The prospect of a second and prolonged recession  - widely discussed for some weeks now – only makes the premier’s claims that much harder to fathom. If the United States economy slows down again, then the Newfoundland and Labrador economy will follow suit.  Williams’ own economic policies have seen to that.

If economist George Athanassakos turns out to be right, things in Newfoundland and Labrador could be even worse:

Economies are still extremely vulnerable to speculative bubbles and dips and increased volatility. The panic of 2008 and the subsequent rescue packages did not provide the necessary catharsis that recessions bring to economies. Demand for broader reforms has also waned as a result of the rescue of the economy from the panic of 2008. If this were not enough, economies have become addicted to low interest rates and to liquidity infusions.

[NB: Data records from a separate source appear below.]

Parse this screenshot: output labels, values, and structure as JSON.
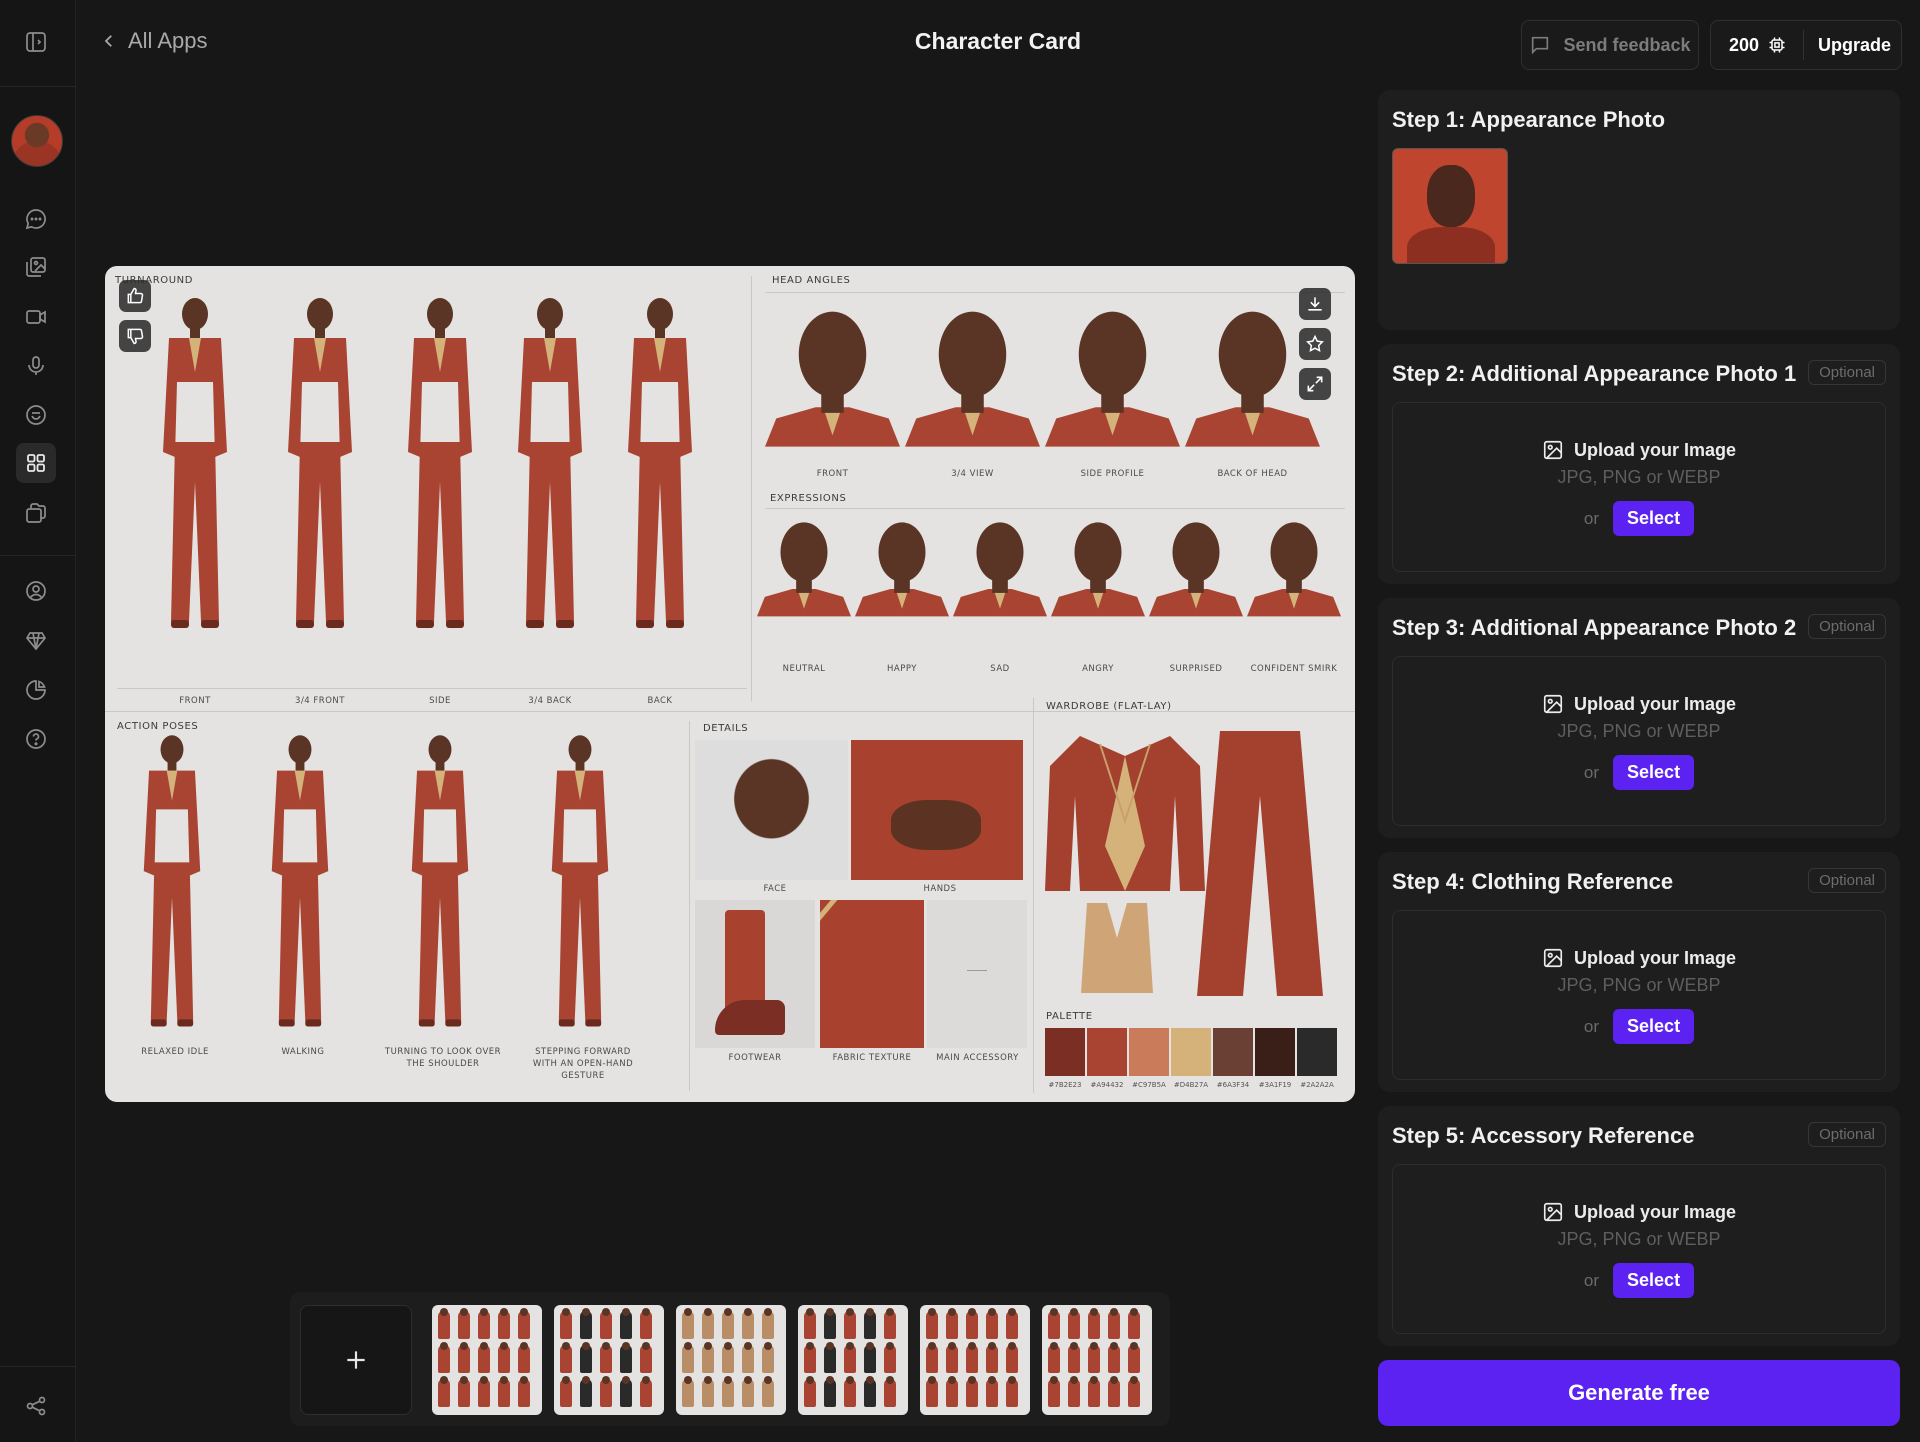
{
  "header": {
    "back_label": "All Apps",
    "title": "Character Card",
    "feedback_label": "Send feedback",
    "credits": "200",
    "upgrade_label": "Upgrade"
  },
  "sheet": {
    "sections": {
      "turnaround": "TURNAROUND",
      "head_angles": "HEAD ANGLES",
      "expressions": "EXPRESSIONS",
      "action_poses": "ACTION POSES",
      "details": "DETAILS",
      "wardrobe": "WARDROBE (FLAT-LAY)",
      "palette": "PALETTE"
    },
    "turnaround_labels": [
      "FRONT",
      "3/4 FRONT",
      "SIDE",
      "3/4 BACK",
      "BACK"
    ],
    "head_angle_labels": [
      "FRONT",
      "3/4 VIEW",
      "SIDE PROFILE",
      "BACK OF HEAD"
    ],
    "expression_labels": [
      "NEUTRAL",
      "HAPPY",
      "SAD",
      "ANGRY",
      "SURPRISED",
      "CONFIDENT SMIRK"
    ],
    "action_labels": [
      "RELAXED IDLE",
      "WALKING",
      "TURNING TO LOOK OVER THE SHOULDER",
      "STEPPING FORWARD WITH AN OPEN-HAND GESTURE"
    ],
    "detail_labels": [
      "FACE",
      "HANDS",
      "FOOTWEAR",
      "FABRIC TEXTURE",
      "MAIN ACCESSORY"
    ],
    "palette": [
      "#7B2E23",
      "#A94432",
      "#C97B5A",
      "#D4B27A",
      "#6A3F34",
      "#3A1F19",
      "#2A2A2A"
    ],
    "palette_labels": [
      "#7B2E23",
      "#A94432",
      "#C97B5A",
      "#D4B27A",
      "#6A3F34",
      "#3A1F19",
      "#2A2A2A"
    ]
  },
  "steps": [
    {
      "title": "Step 1: Appearance Photo",
      "optional": ""
    },
    {
      "title": "Step 2: Additional Appearance Photo 1",
      "optional": "Optional"
    },
    {
      "title": "Step 3: Additional Appearance Photo 2",
      "optional": "Optional"
    },
    {
      "title": "Step 4: Clothing Reference",
      "optional": "Optional"
    },
    {
      "title": "Step 5: Accessory Reference",
      "optional": "Optional"
    }
  ],
  "upload": {
    "label": "Upload your Image",
    "formats": "JPG, PNG or WEBP",
    "or": "or",
    "select": "Select"
  },
  "generate_label": "Generate free",
  "colors": {
    "accent": "#5B22F2",
    "suit": "#A94432",
    "background": "#171717"
  },
  "icons": [
    "sidebar-toggle-icon",
    "chat-icon",
    "images-icon",
    "video-icon",
    "mic-icon",
    "smile-icon",
    "apps-grid-icon",
    "folder-icon",
    "user-circle-icon",
    "gem-icon",
    "pie-chart-icon",
    "help-icon",
    "share-icon"
  ]
}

Rather than being protected by a bubble, Newfoundland and Labrador may be more vulnerable to a second economic downturn than other parts of the western world. First of all, more and more of the local economy under the Williams administration is based on unsustainable public sector spending.*  Second of all, the metro St. John’s area housing explosion  - even as it subsides – has been built on public sector spending coupled with low interest rate policies. A second recession will likely kill both of those simultaneously.

Incidentally, the most recent figures from Statistics Canada suggest that the construction boom in Newfoundland and Labrador isn’t a commercial one. 

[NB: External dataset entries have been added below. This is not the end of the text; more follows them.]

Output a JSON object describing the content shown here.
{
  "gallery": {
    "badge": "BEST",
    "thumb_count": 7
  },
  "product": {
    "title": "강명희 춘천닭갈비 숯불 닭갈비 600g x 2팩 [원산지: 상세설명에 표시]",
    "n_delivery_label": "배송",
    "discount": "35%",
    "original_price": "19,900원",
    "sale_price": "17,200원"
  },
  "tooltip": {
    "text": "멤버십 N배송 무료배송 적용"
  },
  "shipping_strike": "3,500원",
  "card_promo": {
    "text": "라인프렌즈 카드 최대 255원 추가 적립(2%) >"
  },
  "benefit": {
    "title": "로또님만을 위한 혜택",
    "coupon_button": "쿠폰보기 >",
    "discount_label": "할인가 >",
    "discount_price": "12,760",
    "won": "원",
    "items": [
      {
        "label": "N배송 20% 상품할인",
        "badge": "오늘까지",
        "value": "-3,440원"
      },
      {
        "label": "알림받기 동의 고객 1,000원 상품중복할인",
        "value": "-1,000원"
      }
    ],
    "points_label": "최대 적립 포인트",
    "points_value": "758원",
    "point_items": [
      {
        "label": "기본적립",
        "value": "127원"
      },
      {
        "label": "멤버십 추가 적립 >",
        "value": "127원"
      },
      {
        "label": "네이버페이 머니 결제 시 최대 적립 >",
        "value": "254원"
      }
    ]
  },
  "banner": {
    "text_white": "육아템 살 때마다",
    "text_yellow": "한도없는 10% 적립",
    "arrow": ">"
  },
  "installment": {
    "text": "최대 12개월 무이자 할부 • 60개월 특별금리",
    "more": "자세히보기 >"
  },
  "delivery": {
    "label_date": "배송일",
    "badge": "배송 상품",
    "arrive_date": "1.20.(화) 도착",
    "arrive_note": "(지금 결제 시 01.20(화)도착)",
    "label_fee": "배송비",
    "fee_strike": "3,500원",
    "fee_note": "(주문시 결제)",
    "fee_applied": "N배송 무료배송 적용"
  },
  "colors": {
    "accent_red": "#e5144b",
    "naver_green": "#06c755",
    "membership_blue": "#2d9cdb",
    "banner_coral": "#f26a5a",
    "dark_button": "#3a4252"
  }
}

non-residential chartInvestment in all categories of non-residential building construction peaked in mid to late 2008 and declined steadily in 2009 until it flattened for the past three quarters.  The pattern shows up in the total provincial number (the long red line on top) as well as in the St. John’s-only line (the blue long line with diamond shaped data points)

Even as spending on the Vale Long Harbour project, Hibernia South and Hebron ramp up in 2012, they won’t be able to offset a decline through all other sectors of the economy. And that’s even allowing that oil prices don’t drop thereby putting development of Hebron in some doubt.

The forest industry is a pale shadow of what it was even a half dozen years ago.  The fishery is mired in restructuring talks. In any event, the industry is woefully short of the capital investment needed to sustain itself let alone retool for global competition. Destroying Fishery Products International and selling off its most useful and lucrative assets will prove to be one of several catastrophic policy failures of the current administration.

Mining may be doing reasonably well in the year ahead, but a second global recession will also adversely affect commodity prices.  Even if oil prices remain at current levels, declining production over the next two to three years will reduce government revenues significantly.

Meanwhile, provincial government cash deficits in 2010 and again in 2011 would rapidly eat up whatever cash reserves are on hand. A significant economic downturn through the latter half of 2010 and into the 2011 election could force the government into a difficult financial position likely meaning spending cuts and wage freezes.

The province is not protected by a bubble.  It is subject to the same forces that affect the rest of the world. Far from insulating the provincial economy from global forces, government policy has left the province in a more precarious position than it has been in two decades.

That’s the thing about bubbles.  Like delusions, they have a tendency to burst in the most unsettling way imaginable.

- srbp -

* The growth in the provincial public service in recent years is not just a relative growth owing to a decline in other sectors, like forestry. From labradore:

In the past decade, the absolute numbers of people in NL who work in the provincial public sector — the provincial civil service, public health care, social service, and education system, and public post-secondary education institutions — has increased by 35%.  Not only is that the largest increase, start to finish, of any of the ten provinces, for most of the decade, NL has topped the chart in terms of the growth rate. And, starting in 2006, that growth curve spiked steeply upwards, with annualized growth of up to seven percent per year, unmatched by any other province except, starting in the second half of 2008, Prince Edward Island. [Emphasis added]